Dataset rows for apps and sites
== == ==

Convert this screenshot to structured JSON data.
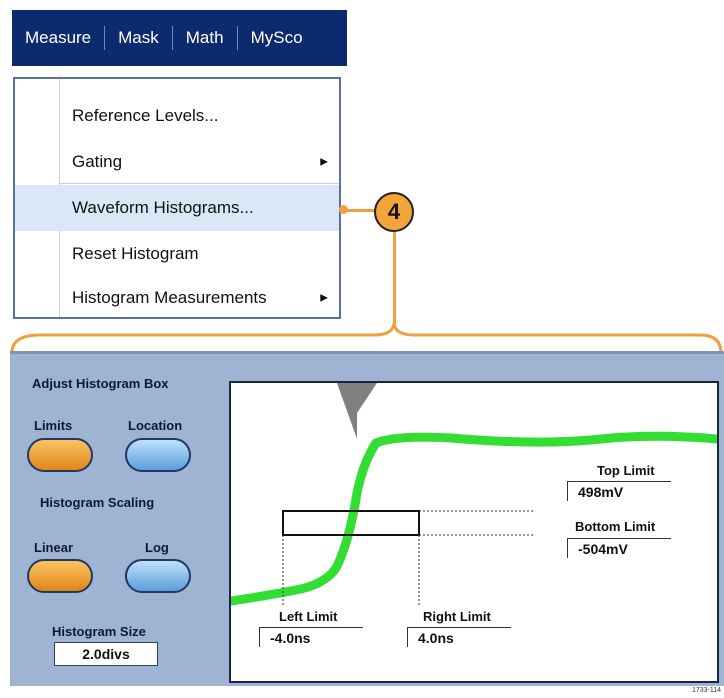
{
  "menu": {
    "items": [
      "Measure",
      "Mask",
      "Math",
      "MySco"
    ]
  },
  "dropdown": {
    "items": [
      {
        "label": "Reference Levels...",
        "submenu": false
      },
      {
        "label": "Gating",
        "submenu": true
      },
      {
        "label": "Waveform Histograms...",
        "submenu": false,
        "highlighted": true
      },
      {
        "label": "Reset Histogram",
        "submenu": false
      },
      {
        "label": "Histogram Measurements",
        "submenu": true
      }
    ]
  },
  "callout": {
    "number": "4"
  },
  "panel": {
    "adjust_title": "Adjust Histogram Box",
    "limits_label": "Limits",
    "location_label": "Location",
    "scaling_title": "Histogram Scaling",
    "linear_label": "Linear",
    "log_label": "Log",
    "size_title": "Histogram Size",
    "size_value": "2.0divs"
  },
  "display": {
    "top_limit_label": "Top Limit",
    "top_limit_value": "498mV",
    "bottom_limit_label": "Bottom Limit",
    "bottom_limit_value": "-504mV",
    "left_limit_label": "Left Limit",
    "left_limit_value": "-4.0ns",
    "right_limit_label": "Right Limit",
    "right_limit_value": "4.0ns"
  },
  "figure_id": "1733-114",
  "colors": {
    "menubar": "#0d2a6e",
    "highlight": "#d9e7f6",
    "callout": "#f3a53a",
    "panel": "#9fb3d3",
    "selected_button": "#f0a030",
    "unselected_button": "#7fb6e8",
    "waveform": "#33dd33"
  }
}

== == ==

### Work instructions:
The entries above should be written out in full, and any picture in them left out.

### Problem solution:
Convert this screenshot to structured JSON data.
{
  "menu": {
    "items": [
      "Measure",
      "Mask",
      "Math",
      "MySco"
    ]
  },
  "dropdown": {
    "items": [
      {
        "label": "Reference Levels...",
        "submenu": false
      },
      {
        "label": "Gating",
        "submenu": true
      },
      {
        "label": "Waveform Histograms...",
        "submenu": false,
        "highlighted": true
      },
      {
        "label": "Reset Histogram",
        "submenu": false
      },
      {
        "label": "Histogram Measurements",
        "submenu": true
      }
    ]
  },
  "callout": {
    "number": "4"
  },
  "panel": {
    "adjust_title": "Adjust Histogram Box",
    "limits_label": "Limits",
    "location_label": "Location",
    "scaling_title": "Histogram Scaling",
    "linear_label": "Linear",
    "log_label": "Log",
    "size_title": "Histogram Size",
    "size_value": "2.0divs"
  },
  "display": {
    "top_limit_label": "Top Limit",
    "top_limit_value": "498mV",
    "bottom_limit_label": "Bottom Limit",
    "bottom_limit_value": "-504mV",
    "left_limit_label": "Left Limit",
    "left_limit_value": "-4.0ns",
    "right_limit_label": "Right Limit",
    "right_limit_value": "4.0ns"
  },
  "figure_id": "1733-114",
  "colors": {
    "menubar": "#0d2a6e",
    "highlight": "#d9e7f6",
    "callout": "#f3a53a",
    "panel": "#9fb3d3",
    "selected_button": "#f0a030",
    "unselected_button": "#7fb6e8",
    "waveform": "#33dd33"
  }
}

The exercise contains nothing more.